Dysfunctional lens syndrome as a term has been around for more than 15 years. It was first introduced by Harvey Carter, MD, as a way to talk to patients about using IOLs to improve their vision before they developed cataracts. When patients older than 48 years of age desire better vision, more and more surgeons are recommending refractive lens exchange (RLE) as a way to address issues that refractive surgery alone cannot.
THE STAGES OF DYSFUNCTIONAL LENS SYNDROME
Surgeons are beginning to divide dysfunctional lens syndrome into three stages, each with its own potential surgical treatment.
Stage 1 occurs when patients are in their 40s and becoming presbyopic. The crystalline lens loses its focusing power but is still clear and colorless. Patients' dislike of reading glasses and bifocals prompts them to seek an eye examination. At Durrie Vision, this is usually when my colleagues and I begin having discussions with our patients about their overall vision goals—not just for the present but also what they want in 15 or 20 years.
In stage 2, nuclear sclerosis begins, and patients start complaining that their night vision is deteriorating and they need more light to read. Typically, they are in their 50s and 60s.
Stage 3 occurs when the patient has a visually significant cataract. Treatment for this condition is well understood and will not be addressed in this article.
Stage 1 now has several treatment options, most of which are familiar to patients. They include blended vision, monovision, and LASIK or PRK. Plus, the FDA recently approved the first corneal inlay (Kamra; AcuFocus), which I find has made patients more interested in looking for solutions to stage 1 dysfunctional lens syndrome.
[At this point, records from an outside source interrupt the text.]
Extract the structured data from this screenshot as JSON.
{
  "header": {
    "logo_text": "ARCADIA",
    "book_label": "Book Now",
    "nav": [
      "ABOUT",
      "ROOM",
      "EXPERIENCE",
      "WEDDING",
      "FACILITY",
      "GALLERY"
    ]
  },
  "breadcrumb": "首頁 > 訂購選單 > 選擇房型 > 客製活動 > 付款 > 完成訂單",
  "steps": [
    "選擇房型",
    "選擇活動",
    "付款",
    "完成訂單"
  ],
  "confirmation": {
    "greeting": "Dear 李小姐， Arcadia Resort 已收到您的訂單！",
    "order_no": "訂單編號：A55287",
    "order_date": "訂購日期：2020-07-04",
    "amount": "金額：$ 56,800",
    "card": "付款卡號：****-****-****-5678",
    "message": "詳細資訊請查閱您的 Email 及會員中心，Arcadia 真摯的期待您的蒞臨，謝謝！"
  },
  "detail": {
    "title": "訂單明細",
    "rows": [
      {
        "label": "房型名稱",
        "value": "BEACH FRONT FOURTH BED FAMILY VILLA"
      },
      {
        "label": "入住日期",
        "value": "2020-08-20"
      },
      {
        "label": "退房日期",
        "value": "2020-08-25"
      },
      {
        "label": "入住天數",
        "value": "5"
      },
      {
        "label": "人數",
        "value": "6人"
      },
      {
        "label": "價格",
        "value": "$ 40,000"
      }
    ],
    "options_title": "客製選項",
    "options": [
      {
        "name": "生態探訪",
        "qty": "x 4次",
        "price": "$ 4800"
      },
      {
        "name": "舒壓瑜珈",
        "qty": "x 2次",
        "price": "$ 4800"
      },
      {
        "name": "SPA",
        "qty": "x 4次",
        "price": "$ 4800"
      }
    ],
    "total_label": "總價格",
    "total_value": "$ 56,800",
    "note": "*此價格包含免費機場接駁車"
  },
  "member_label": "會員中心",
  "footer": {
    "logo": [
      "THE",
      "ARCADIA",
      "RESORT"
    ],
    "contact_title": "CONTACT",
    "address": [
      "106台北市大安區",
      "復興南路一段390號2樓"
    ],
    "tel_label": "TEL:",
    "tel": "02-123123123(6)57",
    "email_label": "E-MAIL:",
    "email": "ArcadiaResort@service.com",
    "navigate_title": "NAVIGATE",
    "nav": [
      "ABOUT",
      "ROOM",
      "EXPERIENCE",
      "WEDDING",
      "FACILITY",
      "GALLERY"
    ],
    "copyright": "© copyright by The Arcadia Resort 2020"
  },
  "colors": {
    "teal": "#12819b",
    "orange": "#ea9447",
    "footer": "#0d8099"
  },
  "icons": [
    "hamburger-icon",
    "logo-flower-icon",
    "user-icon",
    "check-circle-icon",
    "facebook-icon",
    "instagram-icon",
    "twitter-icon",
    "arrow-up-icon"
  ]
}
In my experience, the treatment of stage 2 dysfunctional lens syndrome requires a longer conversation with patients (see Why Multiple Tests Are Necessary). Most of them are unaware of RLE. It is therefore my goal to ensure that patients understand their lens and its anatomy (my practice uses eye models and Eyemaginations software to this end). Once they fully understand the natural course of vision as people age, many of my patients choose to have their lenses replaced in stage 2 rather than wait for a cataract.
In my experience, patients with stage 2 dysfunctional lens syndrome are often best treated with RLE rather than other options. A corneal inlay is not going to perform to its best capability in an eye with nuclear sclerosis and a lot of ocular scatter. LASIK monovision will only work for a couple of years before the patient returns with vision complaints. In contrast, RLE prevents cataracts and stabilizes the vision system. (Obviously, the patient has to be vetted as a viable candidate first.)
A LONG-TERM COMMITMENT
For the surgeon, the RLE conversation and education are a long-term commitment that, in my experience, will grow a practice but not immediately. Patients frequently go home and mull over RLE for a few months or even years. As a reminder, they came to my office expecting LASIK, not something that would address their vision problems for years to come. I would say that approximately 20% to 25% of people opt for RLE during their first discussion.
Offering RLE to patients with stage 2 dysfunctional lens syndrome makes good sense, but it requires a practice to invest time and effort into educating people. n
Daniel S. Durrie, MD
• director of Durrie Vision, Overland Park, Kansas
• (913) 491-3330; email@example.com
• financial disclosure: clinical investigator for Abbott Medical Optics, AcuFocus, and Alcon